Offer of vandalised homes defended
Nama has defended offering vandalised homes to local authorities, saying it has always been prepared to spend millions of euro doing them up.
Hundreds of emails seen by the Irish Independent revealed how local authorities rejected many offers of properties for social housing because they were deemed unsuitable. These included some which were "extensively vandalised".
But a spokesman for Nama said: "If a property is made available for social housing and is subsequently vandalised, Nama provides the required funding to repair the property."
He also said that the Housing Agency, local authorities and approved housing bodies were aware Nama would invest in properties to bring them up "to the highest building standards".
"Nama, to date, has invested over €100m bringing properties up to standard for sale or lease for social housing," he said.
Nama has offered 6,765 residential properties to local authorities for use as social housing since 2012. But just 2,200 of these have been taken up so far.
Reasons given by councils for not accepting properties included unsuitability due to vandalism, lack of required facilities or because they were unfinished.
Holiday homes were rejected in several counties, as were homes with storage heaters.
Some properties were rejected because they would push social housing levels in certain areas above those allowed by Government guidelines.
Suitability tests were not applied before properties were offered.

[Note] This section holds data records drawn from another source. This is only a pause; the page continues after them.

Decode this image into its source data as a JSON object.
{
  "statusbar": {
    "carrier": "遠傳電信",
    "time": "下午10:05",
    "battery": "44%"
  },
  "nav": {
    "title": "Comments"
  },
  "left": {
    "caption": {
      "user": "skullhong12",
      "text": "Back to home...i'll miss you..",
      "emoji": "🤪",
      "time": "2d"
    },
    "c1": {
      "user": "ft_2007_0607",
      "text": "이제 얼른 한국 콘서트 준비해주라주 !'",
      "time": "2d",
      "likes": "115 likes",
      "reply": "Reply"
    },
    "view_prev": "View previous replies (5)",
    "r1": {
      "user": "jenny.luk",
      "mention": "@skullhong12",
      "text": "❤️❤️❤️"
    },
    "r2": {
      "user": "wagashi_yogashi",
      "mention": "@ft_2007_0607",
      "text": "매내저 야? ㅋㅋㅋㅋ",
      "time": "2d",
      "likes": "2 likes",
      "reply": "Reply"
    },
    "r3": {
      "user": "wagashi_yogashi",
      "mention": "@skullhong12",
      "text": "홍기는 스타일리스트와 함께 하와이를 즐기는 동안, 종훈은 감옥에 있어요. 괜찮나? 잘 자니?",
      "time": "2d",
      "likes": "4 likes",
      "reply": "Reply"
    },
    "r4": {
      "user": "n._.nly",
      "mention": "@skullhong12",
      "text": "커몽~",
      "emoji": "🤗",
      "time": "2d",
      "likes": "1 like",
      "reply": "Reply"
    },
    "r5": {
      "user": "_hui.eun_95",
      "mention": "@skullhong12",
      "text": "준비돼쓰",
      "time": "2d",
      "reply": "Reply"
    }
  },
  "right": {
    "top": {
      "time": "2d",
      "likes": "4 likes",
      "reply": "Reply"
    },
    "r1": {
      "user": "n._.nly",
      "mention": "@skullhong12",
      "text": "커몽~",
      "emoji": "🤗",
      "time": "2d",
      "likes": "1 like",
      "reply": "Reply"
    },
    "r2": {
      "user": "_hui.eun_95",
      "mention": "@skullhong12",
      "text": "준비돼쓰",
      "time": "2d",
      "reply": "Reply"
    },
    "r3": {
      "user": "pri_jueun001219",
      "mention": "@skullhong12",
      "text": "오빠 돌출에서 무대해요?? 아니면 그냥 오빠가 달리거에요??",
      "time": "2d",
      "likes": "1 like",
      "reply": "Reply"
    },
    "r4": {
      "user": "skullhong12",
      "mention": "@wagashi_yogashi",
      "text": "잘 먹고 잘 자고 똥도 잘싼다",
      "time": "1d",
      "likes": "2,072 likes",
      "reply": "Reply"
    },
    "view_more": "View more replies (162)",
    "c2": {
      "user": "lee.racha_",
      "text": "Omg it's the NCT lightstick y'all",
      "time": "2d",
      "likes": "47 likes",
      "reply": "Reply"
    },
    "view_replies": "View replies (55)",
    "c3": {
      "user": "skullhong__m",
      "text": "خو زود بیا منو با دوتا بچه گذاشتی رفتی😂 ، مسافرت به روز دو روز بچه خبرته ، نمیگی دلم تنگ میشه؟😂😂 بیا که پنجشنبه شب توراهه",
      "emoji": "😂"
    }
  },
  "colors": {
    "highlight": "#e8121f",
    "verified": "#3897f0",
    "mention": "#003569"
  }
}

"Nama has no role in deciding on the suitability of properties for social housing or the allocation of properties where suitability has been confirmed," said the Nama spokesman.
"It is a matter for local authorities and housing bodies to confirm whether they wish to take up the properties that have been made available."
The spokesman added: "Decisions on the appropriate mix of housing tenures are a matter for the relevant statutory housing bodies."